DIRECTIONS FOR THIS TASK. In your copy, each record should read exactly as it does below, and no pictures should be present.

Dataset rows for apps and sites
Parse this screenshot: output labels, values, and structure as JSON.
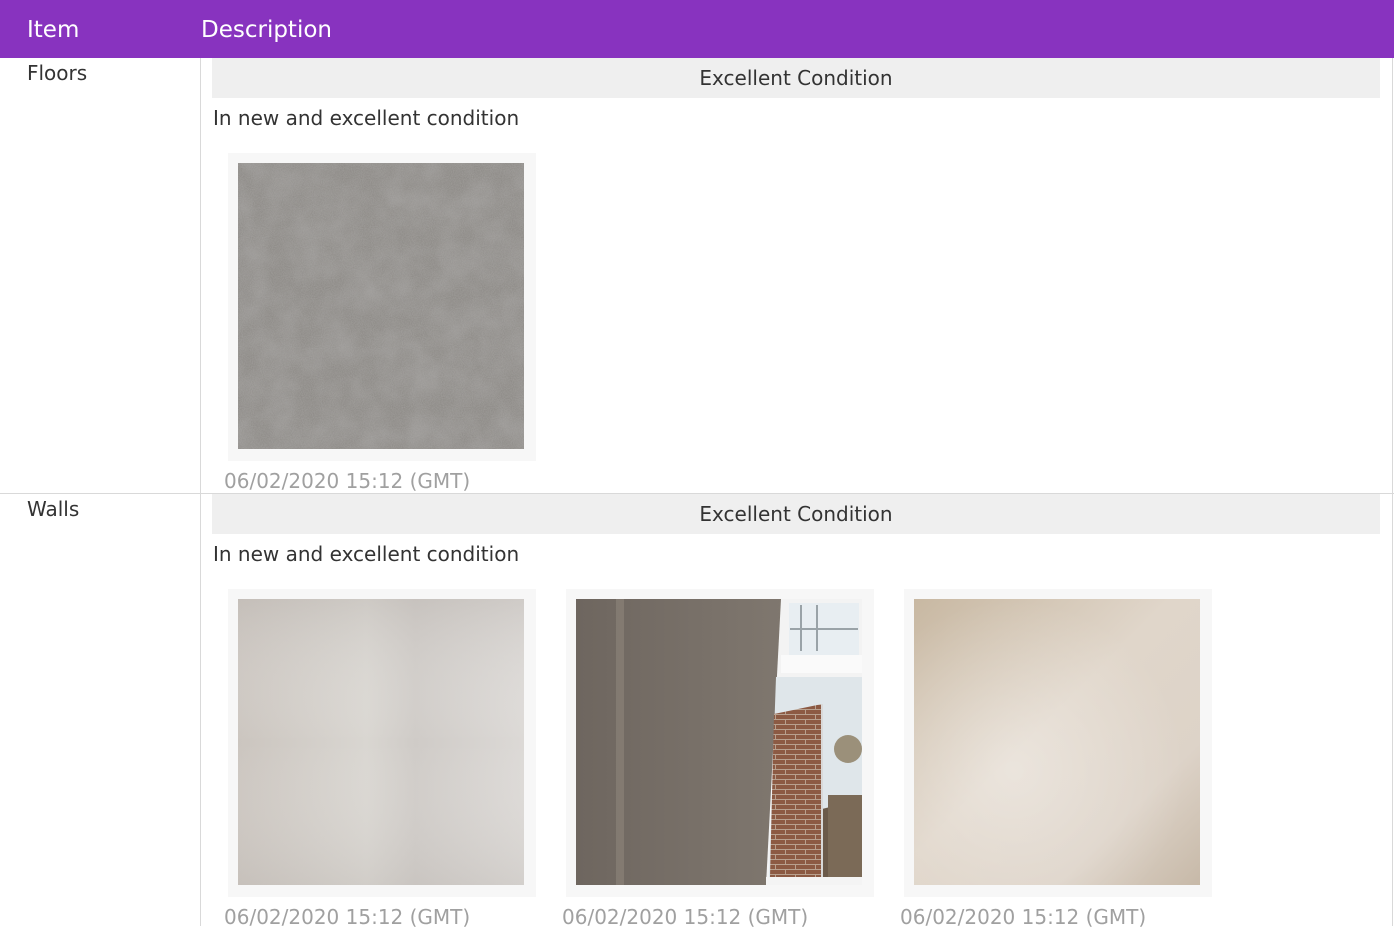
{
  "table": {
    "headers": {
      "item": "Item",
      "description": "Description"
    },
    "rows": [
      {
        "item": "Floors",
        "condition": "Excellent Condition",
        "description": "In new and excellent condition",
        "photos": [
          {
            "subject": "grey carpet",
            "timestamp": "06/02/2020 15:12 (GMT)"
          }
        ]
      },
      {
        "item": "Walls",
        "condition": "Excellent Condition",
        "description": "In new and excellent condition",
        "photos": [
          {
            "subject": "plain painted wall",
            "timestamp": "06/02/2020 15:12 (GMT)"
          },
          {
            "subject": "wall corner with window",
            "timestamp": "06/02/2020 15:12 (GMT)"
          },
          {
            "subject": "plain painted wall",
            "timestamp": "06/02/2020 15:12 (GMT)"
          }
        ]
      }
    ]
  },
  "colors": {
    "header_background": "#8833bf",
    "condition_background": "#efefef",
    "timestamp_text": "#a0a0a0"
  }
}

SOLVED EXERCISE.
Parse this screenshot: output labels, values, and structure as JSON.
{
  "table": {
    "headers": {
      "item": "Item",
      "description": "Description"
    },
    "rows": [
      {
        "item": "Floors",
        "condition": "Excellent Condition",
        "description": "In new and excellent condition",
        "photos": [
          {
            "subject": "grey carpet",
            "timestamp": "06/02/2020 15:12 (GMT)"
          }
        ]
      },
      {
        "item": "Walls",
        "condition": "Excellent Condition",
        "description": "In new and excellent condition",
        "photos": [
          {
            "subject": "plain painted wall",
            "timestamp": "06/02/2020 15:12 (GMT)"
          },
          {
            "subject": "wall corner with window",
            "timestamp": "06/02/2020 15:12 (GMT)"
          },
          {
            "subject": "plain painted wall",
            "timestamp": "06/02/2020 15:12 (GMT)"
          }
        ]
      }
    ]
  },
  "colors": {
    "header_background": "#8833bf",
    "condition_background": "#efefef",
    "timestamp_text": "#a0a0a0"
  }
}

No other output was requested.